▶ **The task**:
The string "subject" may appear in lines of the data; report how many lines contain it, with no other output.
(Beginning of Input data)
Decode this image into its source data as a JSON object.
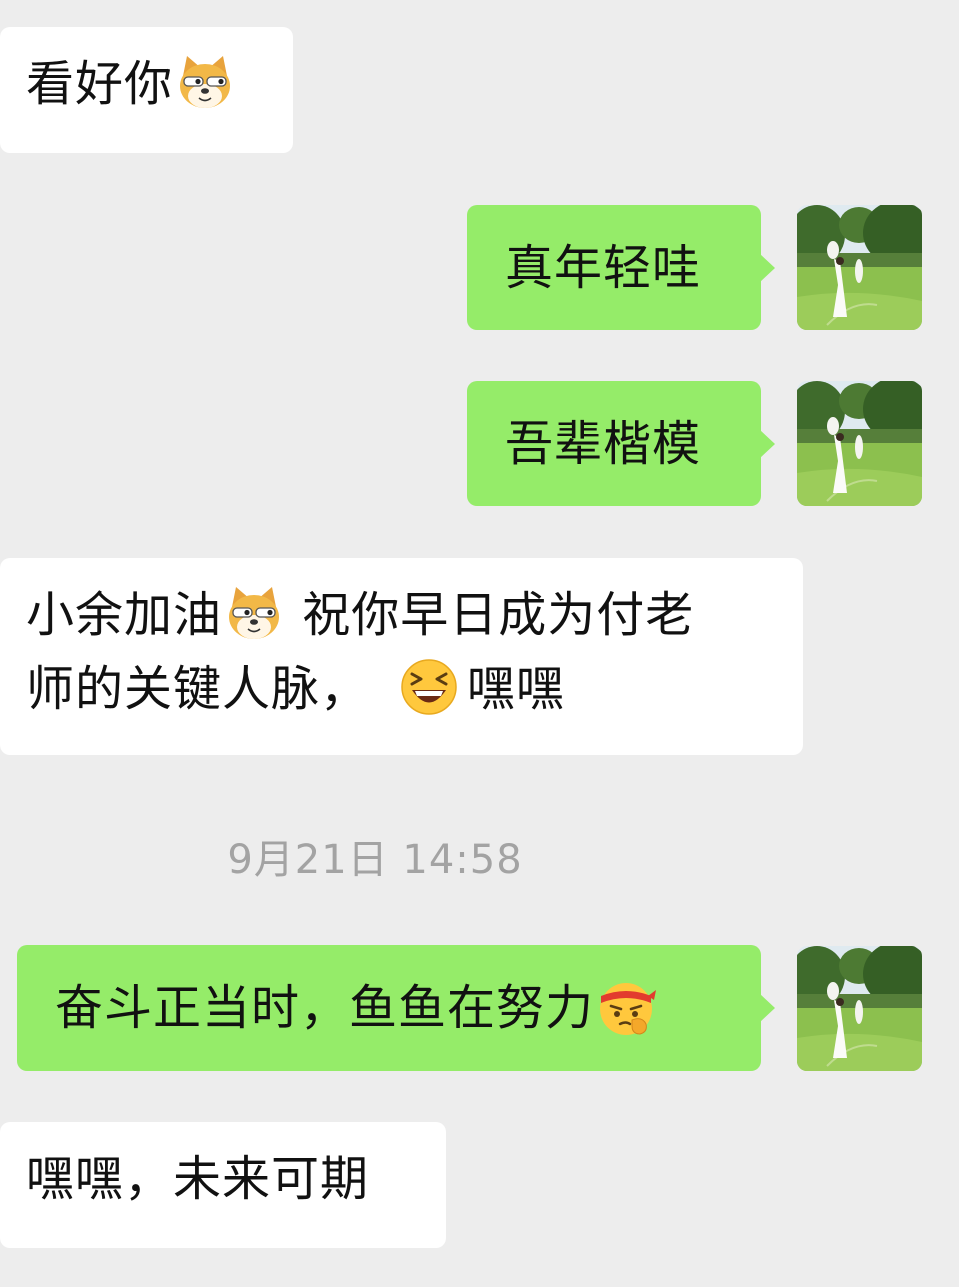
{
  "messages": [
    {
      "direction": "incoming",
      "text": "看好你",
      "emoji": "doge-face-icon"
    },
    {
      "direction": "outgoing",
      "text": "真年轻哇"
    },
    {
      "direction": "outgoing",
      "text": "吾辈楷模"
    },
    {
      "direction": "incoming",
      "line1_a": "小余加油",
      "emoji1": "doge-face-icon",
      "line1_b": " 祝你早日成为付老",
      "line2_a": "师的关键人脉，",
      "emoji2": "laughing-face-icon",
      "line2_b": "嘿嘿"
    },
    {
      "direction": "outgoing",
      "text": "奋斗正当时，鱼鱼在努力",
      "emoji": "determined-face-icon"
    },
    {
      "direction": "incoming",
      "text": "嘿嘿，未来可期"
    }
  ],
  "timestamp": "9月21日 14:58",
  "avatar": "avatar-photo-icon",
  "colors": {
    "background": "#ededed",
    "incoming_bubble": "#ffffff",
    "outgoing_bubble": "#95ec69",
    "timestamp_text": "#a3a3a3"
  }
}
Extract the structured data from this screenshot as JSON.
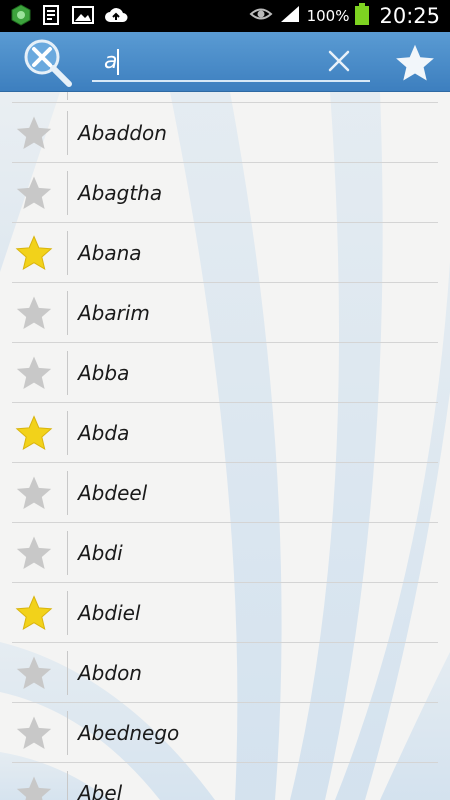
{
  "status_bar": {
    "battery_percent": "100%",
    "time": "20:25"
  },
  "search": {
    "value": "a"
  },
  "names": [
    {
      "label": "Abaddon",
      "favorite": false
    },
    {
      "label": "Abagtha",
      "favorite": false
    },
    {
      "label": "Abana",
      "favorite": true
    },
    {
      "label": "Abarim",
      "favorite": false
    },
    {
      "label": "Abba",
      "favorite": false
    },
    {
      "label": "Abda",
      "favorite": true
    },
    {
      "label": "Abdeel",
      "favorite": false
    },
    {
      "label": "Abdi",
      "favorite": false
    },
    {
      "label": "Abdiel",
      "favorite": true
    },
    {
      "label": "Abdon",
      "favorite": false
    },
    {
      "label": "Abednego",
      "favorite": false
    },
    {
      "label": "Abel",
      "favorite": false
    }
  ],
  "colors": {
    "star_favorite": "#f2d21a",
    "star_default": "#c8c8c8",
    "toolbar": "#4a8cc9"
  }
}
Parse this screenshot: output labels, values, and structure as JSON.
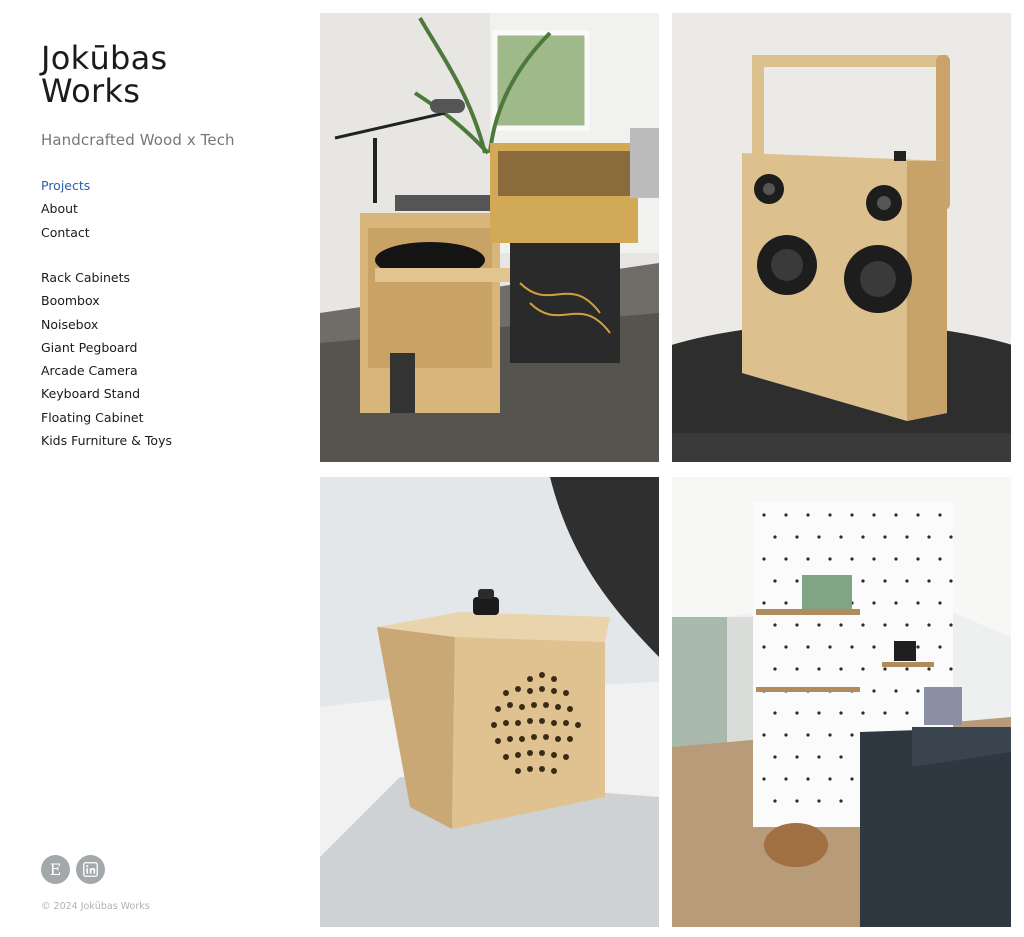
{
  "brand": {
    "name": "Jokūbas\nWorks",
    "tagline": "Handcrafted Wood x Tech"
  },
  "nav": [
    {
      "label": "Projects",
      "active": true
    },
    {
      "label": "About",
      "active": false
    },
    {
      "label": "Contact",
      "active": false
    }
  ],
  "projects": [
    "Rack Cabinets",
    "Boombox",
    "Noisebox",
    "Giant Pegboard",
    "Arcade Camera",
    "Keyboard Stand",
    "Floating Cabinet",
    "Kids Furniture & Toys"
  ],
  "social": [
    {
      "icon": "etsy-icon",
      "glyph": "E"
    },
    {
      "icon": "linkedin-icon"
    }
  ],
  "footer": {
    "copyright": "© 2024 Jokūbas Works"
  },
  "gallery": [
    {
      "subject": "rack-cabinets-photo"
    },
    {
      "subject": "boombox-photo"
    },
    {
      "subject": "noisebox-photo"
    },
    {
      "subject": "giant-pegboard-photo"
    }
  ],
  "colors": {
    "accent": "#2a5fae",
    "text": "#1a1a1a",
    "muted": "#777777",
    "social_bg": "#a3a8ab",
    "plywood": "#d9b98a"
  }
}
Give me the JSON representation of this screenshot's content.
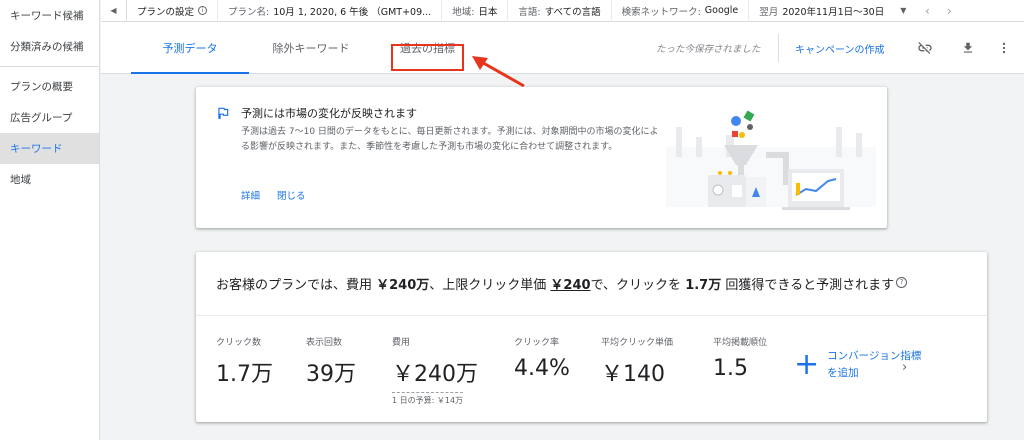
{
  "sidebar": {
    "items": [
      {
        "label": "キーワード候補",
        "active": false
      },
      {
        "label": "分類済みの候補",
        "active": false
      },
      {
        "label": "プランの概要",
        "active": false
      },
      {
        "label": "広告グループ",
        "active": false
      },
      {
        "label": "キーワード",
        "active": true
      },
      {
        "label": "地域",
        "active": false
      }
    ]
  },
  "topbar": {
    "title": "プランの設定",
    "plan_label": "プラン名:",
    "plan_value": "10月 1, 2020, 6 午後 （GMT+09...",
    "region_label": "地域:",
    "region_value": "日本",
    "language_label": "言語:",
    "language_value": "すべての言語",
    "network_label": "検索ネットワーク:",
    "network_value": "Google",
    "period_label": "翌月",
    "period_value": "2020年11月1日〜30日"
  },
  "tabs": {
    "items": [
      "予測データ",
      "除外キーワード",
      "過去の指標"
    ],
    "active_index": 0,
    "highlight_index": 2,
    "saved_text": "たった今保存されました",
    "create_campaign": "キャンペーンの作成"
  },
  "info_card": {
    "title": "予測には市場の変化が反映されます",
    "body": "予測は過去 7〜10 日間のデータをもとに、毎日更新されます。予測には、対象期間中の市場の変化による影響が反映されます。また、季節性を考慮した予測も市場の変化に合わせて調整されます。",
    "link_details": "詳細",
    "link_close": "閉じる"
  },
  "forecast": {
    "s1": "お客様のプランでは、費用 ",
    "cost": "￥240万",
    "s2": "、上限クリック単価 ",
    "cpc": "￥240",
    "s3": "で、クリックを ",
    "clicks": "1.7万",
    "s4": " 回獲得できると予測されます",
    "metrics": [
      {
        "label": "クリック数",
        "value": "1.7万"
      },
      {
        "label": "表示回数",
        "value": "39万"
      },
      {
        "label": "費用",
        "value": "￥240万",
        "sub": "1 日の予算: ￥14万"
      },
      {
        "label": "クリック率",
        "value": "4.4%"
      },
      {
        "label": "平均クリック単価",
        "value": "￥140"
      },
      {
        "label": "平均掲載順位",
        "value": "1.5"
      }
    ],
    "conversion_line1": "コンバージョン指標",
    "conversion_line2": "を追加"
  },
  "colors": {
    "accent": "#1a73e8",
    "highlight": "#e8341c",
    "background": "#f1f3f4"
  }
}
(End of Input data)
▶ **Solution**:
4